After the debris was spotted, a team from the Max Planck Institute for Solar System Research (MPS) in Germany examined data from the OSIRIS camera onboard the European Space Agency’s Rosetta probe.
From these images, the team was able to study the debris trail in sufficient detail to confirm that this was indeed an inter-asteroid collision – and to actually date the initial impact time to within a five day period in February 2009.
“It has long been suspected that such collisions are taking place within the asteroid belt, but never before have the remains been observed so soon after the impact event and dated with such precision,” says Dr Stephen Lowry of the University of Kent.
“Asteroid astronomers can now, for the first time, study the physics of an impact debris trail as well as establishing how collisions of this nature supply the solar systems inventory of dust particles. These dust particles contribute to the well known phenomenon that is visible from Earth known as the Zodiacal Light.”
While the asteroid belt contains several million large and small fragments of rock, most collisions go unobserved. Until now, most of what scientists know about collisions between asteroids has been deduced from the presence of diffuse bands of dust spreading across the whole sky and representing events from the remote past.
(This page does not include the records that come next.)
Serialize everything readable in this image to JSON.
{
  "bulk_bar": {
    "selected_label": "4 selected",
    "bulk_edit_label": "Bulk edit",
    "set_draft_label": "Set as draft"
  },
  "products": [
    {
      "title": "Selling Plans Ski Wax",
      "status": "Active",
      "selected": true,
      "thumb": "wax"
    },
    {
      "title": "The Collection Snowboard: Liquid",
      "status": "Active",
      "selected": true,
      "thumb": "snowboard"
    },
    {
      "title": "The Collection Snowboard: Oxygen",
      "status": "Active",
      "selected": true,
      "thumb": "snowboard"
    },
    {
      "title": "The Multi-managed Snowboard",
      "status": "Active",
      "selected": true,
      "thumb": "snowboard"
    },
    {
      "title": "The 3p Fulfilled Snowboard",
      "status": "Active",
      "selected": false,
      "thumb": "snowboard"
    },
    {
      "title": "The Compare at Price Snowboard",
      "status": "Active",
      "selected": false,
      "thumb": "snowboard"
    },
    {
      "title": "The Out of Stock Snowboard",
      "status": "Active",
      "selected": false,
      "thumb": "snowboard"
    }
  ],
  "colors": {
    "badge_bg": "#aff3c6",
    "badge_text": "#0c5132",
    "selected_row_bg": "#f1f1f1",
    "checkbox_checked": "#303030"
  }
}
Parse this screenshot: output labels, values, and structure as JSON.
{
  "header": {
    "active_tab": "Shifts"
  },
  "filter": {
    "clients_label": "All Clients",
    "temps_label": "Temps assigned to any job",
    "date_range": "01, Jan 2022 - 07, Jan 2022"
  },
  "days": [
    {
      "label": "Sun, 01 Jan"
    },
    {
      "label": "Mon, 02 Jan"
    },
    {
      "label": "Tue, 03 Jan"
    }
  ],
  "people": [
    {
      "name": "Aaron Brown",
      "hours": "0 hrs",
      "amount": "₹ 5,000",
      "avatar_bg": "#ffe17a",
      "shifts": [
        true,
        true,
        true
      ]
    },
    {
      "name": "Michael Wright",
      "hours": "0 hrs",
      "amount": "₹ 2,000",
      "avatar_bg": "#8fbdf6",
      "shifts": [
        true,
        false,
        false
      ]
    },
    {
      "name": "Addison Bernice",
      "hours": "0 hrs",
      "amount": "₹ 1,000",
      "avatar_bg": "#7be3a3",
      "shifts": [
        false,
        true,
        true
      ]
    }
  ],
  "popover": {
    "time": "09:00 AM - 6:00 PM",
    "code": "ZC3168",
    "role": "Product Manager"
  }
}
“In comparison, it was practically yesterday that the asteroid named P/2010 A2 bumped into a small rock with a diameter of only a few meters,” says lead author Dr Colin Snodgrass of MPS. He compares the discovery to “finding a fresh dinosaur body instead of having to figure out how they looked from fossils”.